"...[T]he restaurant is one of the neighborhood’s best," she writes in the February 24 review. "This is because, foremost, the food is often delicious, and getting more so as the kitchen finds its feet."
The team behind Tres Gatos brought the new concept to Centre Street Cafe, which First notes was formerly "one colorful square in Jamaica Plain’s patchwork of restaurants" as a popular brunch spot. (The new incarnation still does weekend brunch, she notes.) The community was missing an Italian place, though: "It was as if it were too easy," First writes.
Executive Chef Brian Rae (Rialto) and Sous Chef Stephen Marcaurelle (Clio) are finding new avenues to explore in the familiar territory of Italian cuisine, focusing the limited menu on local, carefully prepared ingredients. "Pasta is a highlight," First says. "The simplest dish may be the best: handmade linguine, chewy yet tender, tossed with littleneck clams and flavored with green olives, lemon, and good olive oil." The critic has seen the most unevenness in the main courses, she writes.
Desserts, which come from pastry chef Allyson West (Tres Gatos, Sofra), are a consistent highlight of Center Street Cafe, as is its service, according to First.

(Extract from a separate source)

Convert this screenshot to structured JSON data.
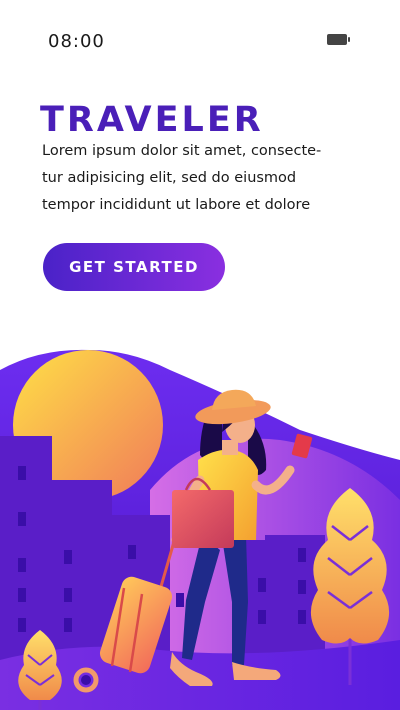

Metro visited La Brasa in Somerville this week. The February 25 piece focuses more on the drink menu and aesthetics of the East Somerville market and restaurant without delving too deeply into the wood-fired menu by chefs Daniel Bojorquez and Frank McClelland of L'Espalier. Metro contributor Luke O'Neil says La Brasa "is the upmarket reinvention of the melting pot South and Central American East Broadway neighborhood it has taken root in. That shows up on the menu in dishes like the slow roasted pork shoulder carnitas with salsa verde and chile de arbol."
For O'Neil, the standout cocktail is My Sherry Amour, a drink featuring mezcal, amontillado sherry, honey, grapefruit, and Cherry Heering. "It's full flavored, but has that mezcal heat and dryness from the sherry that marries very well," bartender Rob Hoover tells the reviewer about the drink.
Inside, the restaurant is "industrial wood-working studio chic," O'Neil writes, and says its vibe fits well into the Somerville-is-the-next-Brooklyn narrative.
In addition to the hip vibe, Bomze mentions excellent house-made kimchi. She also recommends the pajeon: "The kitchen nails this crispy fried pancake ... that’s lacy on the exterior but retains just enough glutinous chew within. They serve it ripping hot," she writes.